Maturation of tergal gland alkene profiles in European honey bee queens, Apis mellifera L.

Roy Keith Smith, Marla Spivak, Orley R. Taylor, Clayton Bennett, Michelle L. Smith

Research output: Contribution to journalArticlepeer-review

19 Scopus citations

Abstract

In a series of husbandry and stop-time chemical experiments with honey bee queens, the production of tergal gland alkenes was found to be stimulated by natural mating and not by instrumental insemination. Carbon dioxide, physical manipulation of the sting chamber and vagina, presence of sperm in the spermatheca, egg production, and chemicals transferred via drone semen are demonstrated to not initiate the synthesis of the tergal gland alkenes. The compounds probably do not function as sex pheromones.

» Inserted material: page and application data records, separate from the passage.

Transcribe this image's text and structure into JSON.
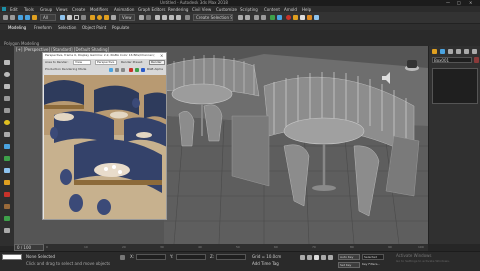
{
  "title_bar": {
    "title": "Untitled - Autodesk 3ds Max 2018",
    "minimize": "—",
    "maximize": "□",
    "close": "×"
  },
  "menu": {
    "items": [
      "Edit",
      "Tools",
      "Group",
      "Views",
      "Create",
      "Modifiers",
      "Animation",
      "Graph Editors",
      "Rendering",
      "Civil View",
      "Customize",
      "Scripting",
      "Content",
      "Arnold",
      "Help"
    ]
  },
  "main_toolbar": {
    "filter": "All",
    "view": "View",
    "selection_set": "Create Selection Set",
    "colors": {
      "accent": "#4aa3e0",
      "warn": "#e0a020",
      "red": "#c8322a",
      "green": "#3ea04a"
    }
  },
  "ribbon": {
    "label": "Modeling",
    "tabs": [
      "Freeform",
      "Selection",
      "Object Paint",
      "Populate"
    ]
  },
  "ribbon_sub": {
    "label": "Polygon Modeling"
  },
  "viewport": {
    "label": "[+] [Perspective] [Standard] [Default Shading]"
  },
  "render_window": {
    "title": "Perspective, frame 0, Display Gamma: 2.2, RGBA Color 16 Bits/Channel (1:1)",
    "area_label": "Area to Render:",
    "area_value": "View",
    "viewport_value": "Perspective",
    "render_preset": "Render Preset:",
    "production": "Production Rendering Mode",
    "render_button": "Render",
    "channel": "RGB Alpha"
  },
  "command_panel": {
    "tabs": [
      "Create",
      "Modify",
      "Hierarchy",
      "Motion",
      "Display",
      "Utilities"
    ],
    "name": "Box001"
  },
  "timeline": {
    "frame": "0 / 100",
    "ticks": [
      "0",
      "5",
      "10",
      "15",
      "20",
      "25",
      "30",
      "35",
      "40",
      "45",
      "50",
      "55",
      "60",
      "65",
      "70",
      "75",
      "80",
      "85",
      "90",
      "95",
      "100"
    ]
  },
  "status": {
    "selected": "None Selected",
    "prompt": "Click and drag to select and move objects",
    "x_label": "X:",
    "y_label": "Y:",
    "z_label": "Z:",
    "grid": "Grid = 10.0cm",
    "add_time_tag": "Add Time Tag",
    "auto_key": "Auto Key",
    "set_key": "Set Key",
    "selected_filter": "Selected",
    "key_filters": "Key Filters...",
    "watermark_1": "Activate Windows",
    "watermark_2": "Go to Settings to activate Windows."
  }
}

However, the circumstances and timing of the initiation of production of the tergal gland alkenes strongly suggests a communication role for the compounds within the hive.

Original languageEnglish (US)
Pages (from-to)133-142
Number of pages10
JournalJournal of Chemical Ecology
Volume19
Issue number1
DOIs
StatePublished - Jan 1 1993

Keywords

  • Apidae
  • Hydrocarbons
  • Hymenoptera
  • chemical communication
  • communication
  • exocrine glands
  • gas chromatography
  • honey bees
  • insects
  • instrumental insemination
  • mating
  • natural mating
  • pheromones

Fingerprint Dive into the research topics of 'Maturation of tergal gland alkene profiles in European honey bee queens, Apis mellifera L.'. Together they form a unique fingerprint.

Cite this